Liquid energy sources and raw materials from fossil sources currently still account for approximately 98 percent of the driving energy in transport and 22 percent of heating energy in Germany. In addition, 16 percent of the mineral oil is consumed in the chemical industry. Several sectors of the economy will continue to depend on liquid energy sources with a high energy density or mineral oil equivalent raw materials in the future, including air traffic, shipping, heavy road haulage and the chemical industry.
Mineral oil equivalents from biomass
Fuels and chemical feedstocks based on biomass can play an important complementary role in these applications to reduce GHG emissions. Especially if they are produced from biogenic waste materials, so that their production does not compete with food production and a plate vs. tank discussion can be avoided. The EU Commission aims to phase out the use of conventional biofuels (»biodiesel«) for the period after 2020 and sets a minimum target for advanced biofuels in transport. [EU Directive 2015/1513]
New process improves oil quality

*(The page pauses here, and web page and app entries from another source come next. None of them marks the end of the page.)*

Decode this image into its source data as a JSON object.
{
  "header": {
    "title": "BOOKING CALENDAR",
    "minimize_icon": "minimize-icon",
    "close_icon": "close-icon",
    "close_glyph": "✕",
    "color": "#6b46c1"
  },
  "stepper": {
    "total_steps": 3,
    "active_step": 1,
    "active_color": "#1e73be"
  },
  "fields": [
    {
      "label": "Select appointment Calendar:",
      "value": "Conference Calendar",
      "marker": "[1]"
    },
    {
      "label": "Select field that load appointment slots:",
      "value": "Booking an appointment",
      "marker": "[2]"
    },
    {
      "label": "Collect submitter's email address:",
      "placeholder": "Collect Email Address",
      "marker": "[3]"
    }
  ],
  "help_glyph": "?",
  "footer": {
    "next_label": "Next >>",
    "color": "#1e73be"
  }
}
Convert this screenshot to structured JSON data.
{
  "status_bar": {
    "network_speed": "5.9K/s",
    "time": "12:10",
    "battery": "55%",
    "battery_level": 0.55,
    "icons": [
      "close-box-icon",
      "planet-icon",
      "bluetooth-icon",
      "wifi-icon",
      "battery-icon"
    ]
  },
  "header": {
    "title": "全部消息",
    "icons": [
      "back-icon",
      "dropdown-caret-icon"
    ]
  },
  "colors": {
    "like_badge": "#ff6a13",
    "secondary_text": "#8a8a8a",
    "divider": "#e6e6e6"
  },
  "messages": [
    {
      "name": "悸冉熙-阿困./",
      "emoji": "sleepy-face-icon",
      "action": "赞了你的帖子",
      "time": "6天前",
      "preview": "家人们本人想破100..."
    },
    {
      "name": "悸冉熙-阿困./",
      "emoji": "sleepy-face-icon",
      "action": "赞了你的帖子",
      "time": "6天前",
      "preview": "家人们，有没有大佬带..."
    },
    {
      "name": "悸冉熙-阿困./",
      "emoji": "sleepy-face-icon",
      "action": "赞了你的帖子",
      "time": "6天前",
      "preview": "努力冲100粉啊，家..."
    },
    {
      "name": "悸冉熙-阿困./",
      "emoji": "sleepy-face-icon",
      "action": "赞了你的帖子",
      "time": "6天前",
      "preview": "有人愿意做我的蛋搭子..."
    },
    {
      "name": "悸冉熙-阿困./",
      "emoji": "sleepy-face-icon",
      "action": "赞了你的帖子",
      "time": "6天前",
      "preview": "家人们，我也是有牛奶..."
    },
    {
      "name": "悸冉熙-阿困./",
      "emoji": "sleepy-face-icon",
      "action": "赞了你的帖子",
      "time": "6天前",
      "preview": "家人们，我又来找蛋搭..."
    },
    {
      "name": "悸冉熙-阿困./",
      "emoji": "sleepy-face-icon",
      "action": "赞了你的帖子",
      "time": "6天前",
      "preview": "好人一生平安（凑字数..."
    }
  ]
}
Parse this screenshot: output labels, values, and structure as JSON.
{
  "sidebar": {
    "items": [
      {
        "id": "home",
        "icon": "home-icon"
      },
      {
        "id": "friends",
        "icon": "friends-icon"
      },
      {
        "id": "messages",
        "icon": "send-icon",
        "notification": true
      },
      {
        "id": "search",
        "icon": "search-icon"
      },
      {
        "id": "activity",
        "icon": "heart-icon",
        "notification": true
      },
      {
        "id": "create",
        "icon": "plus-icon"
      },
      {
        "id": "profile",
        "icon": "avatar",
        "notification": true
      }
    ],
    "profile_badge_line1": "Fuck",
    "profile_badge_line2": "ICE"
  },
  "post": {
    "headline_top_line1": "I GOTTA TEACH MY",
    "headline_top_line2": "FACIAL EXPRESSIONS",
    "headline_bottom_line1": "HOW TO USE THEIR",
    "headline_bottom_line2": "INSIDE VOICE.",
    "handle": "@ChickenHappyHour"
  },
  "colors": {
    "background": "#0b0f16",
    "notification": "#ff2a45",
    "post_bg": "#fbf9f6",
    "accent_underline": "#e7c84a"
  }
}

Biomass combustion, gasification and conversion generally have to contend with restrictions regarding the range of possible input materials, compliance with emission standards and overall energy efficiency. The quality of the products obtained from biogenic residues has also been unsatisfactory to date. Against this background, the Fraunhofer Institute UMSICHT in Sulzbach-Rosenberg has developed a new process for the utilization of biomass residues within the framework of the Center for Energy Storage, which was funded by the Bavarian Ministry of Economic Affairs at the Fraunhofer sites in Sulzbach-Rosenberg and Straubing with more than €16 million: thermocatalytic reforming.